> **HOW TO COMPLETE THIS TASK**: Take each line in the entries below that holds "Frame" and show it.

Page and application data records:

=====

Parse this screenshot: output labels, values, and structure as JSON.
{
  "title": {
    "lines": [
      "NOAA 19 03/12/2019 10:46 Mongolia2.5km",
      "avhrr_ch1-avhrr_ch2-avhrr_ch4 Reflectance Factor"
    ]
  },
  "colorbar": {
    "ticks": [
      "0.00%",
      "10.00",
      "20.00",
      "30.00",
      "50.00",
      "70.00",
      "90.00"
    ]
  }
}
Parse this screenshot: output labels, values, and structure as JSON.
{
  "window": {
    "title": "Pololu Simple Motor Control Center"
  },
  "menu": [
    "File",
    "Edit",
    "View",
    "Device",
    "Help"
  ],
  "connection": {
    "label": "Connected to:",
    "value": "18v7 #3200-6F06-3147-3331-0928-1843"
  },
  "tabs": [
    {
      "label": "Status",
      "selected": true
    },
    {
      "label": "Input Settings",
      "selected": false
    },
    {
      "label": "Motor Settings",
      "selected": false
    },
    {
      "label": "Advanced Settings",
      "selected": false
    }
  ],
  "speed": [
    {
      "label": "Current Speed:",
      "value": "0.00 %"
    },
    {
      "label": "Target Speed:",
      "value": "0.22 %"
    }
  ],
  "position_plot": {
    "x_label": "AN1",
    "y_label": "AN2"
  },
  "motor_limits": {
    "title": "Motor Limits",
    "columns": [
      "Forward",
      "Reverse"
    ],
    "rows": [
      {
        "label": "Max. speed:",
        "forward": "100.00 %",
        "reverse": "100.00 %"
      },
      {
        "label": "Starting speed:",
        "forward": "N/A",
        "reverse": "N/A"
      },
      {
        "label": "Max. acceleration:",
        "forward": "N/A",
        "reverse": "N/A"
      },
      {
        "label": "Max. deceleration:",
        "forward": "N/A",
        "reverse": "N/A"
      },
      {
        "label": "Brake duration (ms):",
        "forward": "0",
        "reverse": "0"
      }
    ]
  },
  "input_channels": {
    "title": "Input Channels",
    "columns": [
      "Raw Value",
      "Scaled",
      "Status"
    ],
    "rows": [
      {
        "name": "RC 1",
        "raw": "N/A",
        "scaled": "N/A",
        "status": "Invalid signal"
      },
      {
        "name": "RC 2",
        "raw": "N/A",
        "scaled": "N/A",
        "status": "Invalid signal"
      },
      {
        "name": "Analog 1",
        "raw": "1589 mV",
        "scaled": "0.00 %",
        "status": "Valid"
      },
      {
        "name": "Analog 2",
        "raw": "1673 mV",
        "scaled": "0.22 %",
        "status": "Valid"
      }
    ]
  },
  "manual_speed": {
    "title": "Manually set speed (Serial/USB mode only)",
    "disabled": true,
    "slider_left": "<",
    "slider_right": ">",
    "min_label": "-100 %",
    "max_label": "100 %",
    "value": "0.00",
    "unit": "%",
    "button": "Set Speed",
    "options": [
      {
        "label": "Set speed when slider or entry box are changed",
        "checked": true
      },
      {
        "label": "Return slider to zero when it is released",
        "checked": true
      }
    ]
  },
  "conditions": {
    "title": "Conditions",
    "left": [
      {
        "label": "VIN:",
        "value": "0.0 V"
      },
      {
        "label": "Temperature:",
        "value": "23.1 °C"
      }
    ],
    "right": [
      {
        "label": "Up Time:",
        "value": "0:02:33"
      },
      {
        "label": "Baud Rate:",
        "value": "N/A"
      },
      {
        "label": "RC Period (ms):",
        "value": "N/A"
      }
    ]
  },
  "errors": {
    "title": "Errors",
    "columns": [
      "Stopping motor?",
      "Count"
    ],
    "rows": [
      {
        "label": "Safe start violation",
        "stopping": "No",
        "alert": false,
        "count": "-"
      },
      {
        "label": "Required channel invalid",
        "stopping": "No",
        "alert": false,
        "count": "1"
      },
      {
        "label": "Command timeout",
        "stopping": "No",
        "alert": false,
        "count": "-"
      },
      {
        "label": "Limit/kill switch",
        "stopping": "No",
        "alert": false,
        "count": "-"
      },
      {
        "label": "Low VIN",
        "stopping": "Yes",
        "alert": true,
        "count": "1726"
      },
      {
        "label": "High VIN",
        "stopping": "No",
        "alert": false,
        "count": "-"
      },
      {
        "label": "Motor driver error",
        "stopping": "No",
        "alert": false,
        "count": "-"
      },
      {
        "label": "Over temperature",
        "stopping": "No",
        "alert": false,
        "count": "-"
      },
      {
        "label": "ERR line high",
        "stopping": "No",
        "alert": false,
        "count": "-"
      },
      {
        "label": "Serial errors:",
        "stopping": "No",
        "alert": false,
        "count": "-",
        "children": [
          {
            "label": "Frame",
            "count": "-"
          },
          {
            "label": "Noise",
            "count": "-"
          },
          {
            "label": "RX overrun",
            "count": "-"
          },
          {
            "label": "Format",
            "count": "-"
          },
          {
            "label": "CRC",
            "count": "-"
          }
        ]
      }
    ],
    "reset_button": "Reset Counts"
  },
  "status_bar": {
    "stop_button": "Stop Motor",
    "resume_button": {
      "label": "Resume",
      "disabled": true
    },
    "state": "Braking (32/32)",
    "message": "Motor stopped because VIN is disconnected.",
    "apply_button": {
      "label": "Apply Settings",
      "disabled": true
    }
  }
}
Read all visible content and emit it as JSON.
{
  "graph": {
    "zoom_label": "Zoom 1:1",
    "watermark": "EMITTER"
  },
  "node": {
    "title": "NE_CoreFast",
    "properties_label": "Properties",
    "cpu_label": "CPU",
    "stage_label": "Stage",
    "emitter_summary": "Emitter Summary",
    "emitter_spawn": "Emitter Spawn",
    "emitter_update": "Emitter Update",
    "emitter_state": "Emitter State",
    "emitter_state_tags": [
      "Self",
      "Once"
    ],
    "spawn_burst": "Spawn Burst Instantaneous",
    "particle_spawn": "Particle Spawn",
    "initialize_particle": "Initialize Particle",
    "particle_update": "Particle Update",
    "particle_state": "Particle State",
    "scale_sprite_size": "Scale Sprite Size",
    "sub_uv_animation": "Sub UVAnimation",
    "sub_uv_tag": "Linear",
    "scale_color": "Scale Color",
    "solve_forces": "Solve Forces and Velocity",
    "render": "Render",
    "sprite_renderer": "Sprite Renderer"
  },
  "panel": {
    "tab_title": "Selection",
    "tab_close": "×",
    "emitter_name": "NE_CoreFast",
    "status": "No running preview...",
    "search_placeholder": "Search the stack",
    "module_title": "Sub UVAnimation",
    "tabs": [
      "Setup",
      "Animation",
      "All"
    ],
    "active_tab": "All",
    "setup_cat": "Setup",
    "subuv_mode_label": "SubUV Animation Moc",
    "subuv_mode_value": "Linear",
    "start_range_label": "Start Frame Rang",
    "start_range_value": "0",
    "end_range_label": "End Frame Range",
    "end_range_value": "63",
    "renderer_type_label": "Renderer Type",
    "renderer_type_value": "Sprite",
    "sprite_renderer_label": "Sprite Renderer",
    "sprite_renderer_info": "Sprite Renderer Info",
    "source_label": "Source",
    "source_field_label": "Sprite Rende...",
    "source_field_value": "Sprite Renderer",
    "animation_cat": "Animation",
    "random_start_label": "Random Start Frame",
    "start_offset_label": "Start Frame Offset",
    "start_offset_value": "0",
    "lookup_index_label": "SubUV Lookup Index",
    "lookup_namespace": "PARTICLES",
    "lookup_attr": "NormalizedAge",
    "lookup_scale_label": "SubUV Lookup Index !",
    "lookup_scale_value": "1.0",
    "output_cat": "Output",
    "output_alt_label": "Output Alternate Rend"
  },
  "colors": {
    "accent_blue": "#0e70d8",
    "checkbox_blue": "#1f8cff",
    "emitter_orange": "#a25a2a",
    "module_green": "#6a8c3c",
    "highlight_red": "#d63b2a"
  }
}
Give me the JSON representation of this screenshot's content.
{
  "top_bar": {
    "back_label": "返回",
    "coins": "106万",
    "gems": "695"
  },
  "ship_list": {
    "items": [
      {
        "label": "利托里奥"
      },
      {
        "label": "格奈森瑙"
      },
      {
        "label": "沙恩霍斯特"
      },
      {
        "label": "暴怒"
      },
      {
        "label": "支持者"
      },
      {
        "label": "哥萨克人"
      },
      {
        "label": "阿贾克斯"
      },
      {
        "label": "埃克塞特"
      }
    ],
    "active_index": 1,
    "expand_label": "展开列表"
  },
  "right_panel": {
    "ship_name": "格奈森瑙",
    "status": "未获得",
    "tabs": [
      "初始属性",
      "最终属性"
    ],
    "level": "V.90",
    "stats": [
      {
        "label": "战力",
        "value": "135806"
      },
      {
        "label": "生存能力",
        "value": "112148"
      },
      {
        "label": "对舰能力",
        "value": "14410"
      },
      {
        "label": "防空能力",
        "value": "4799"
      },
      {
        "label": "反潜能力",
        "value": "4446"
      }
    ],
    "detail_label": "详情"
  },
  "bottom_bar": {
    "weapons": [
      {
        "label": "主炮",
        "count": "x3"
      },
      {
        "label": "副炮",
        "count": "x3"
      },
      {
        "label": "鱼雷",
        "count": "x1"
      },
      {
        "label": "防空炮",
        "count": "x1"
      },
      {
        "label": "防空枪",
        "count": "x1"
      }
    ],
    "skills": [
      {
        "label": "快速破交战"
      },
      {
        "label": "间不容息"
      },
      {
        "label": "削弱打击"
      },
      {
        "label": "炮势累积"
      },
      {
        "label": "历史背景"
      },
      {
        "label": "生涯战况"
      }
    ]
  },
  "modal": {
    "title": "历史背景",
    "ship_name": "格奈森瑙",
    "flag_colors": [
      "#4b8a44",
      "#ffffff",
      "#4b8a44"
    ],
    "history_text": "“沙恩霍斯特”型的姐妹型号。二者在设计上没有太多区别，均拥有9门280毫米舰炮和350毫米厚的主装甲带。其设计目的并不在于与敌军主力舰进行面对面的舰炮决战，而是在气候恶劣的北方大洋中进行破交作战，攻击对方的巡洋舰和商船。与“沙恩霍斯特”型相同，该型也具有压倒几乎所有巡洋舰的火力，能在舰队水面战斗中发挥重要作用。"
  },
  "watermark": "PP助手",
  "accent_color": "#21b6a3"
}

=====

> **REPLY TO THE EXERCISE**:
            "label": "Frame",
    "start_range_label": "Start Frame Rang",
    "end_range_label": "End Frame Range",
    "random_start_label": "Random Start Frame",
    "start_offset_label": "Start Frame Offset",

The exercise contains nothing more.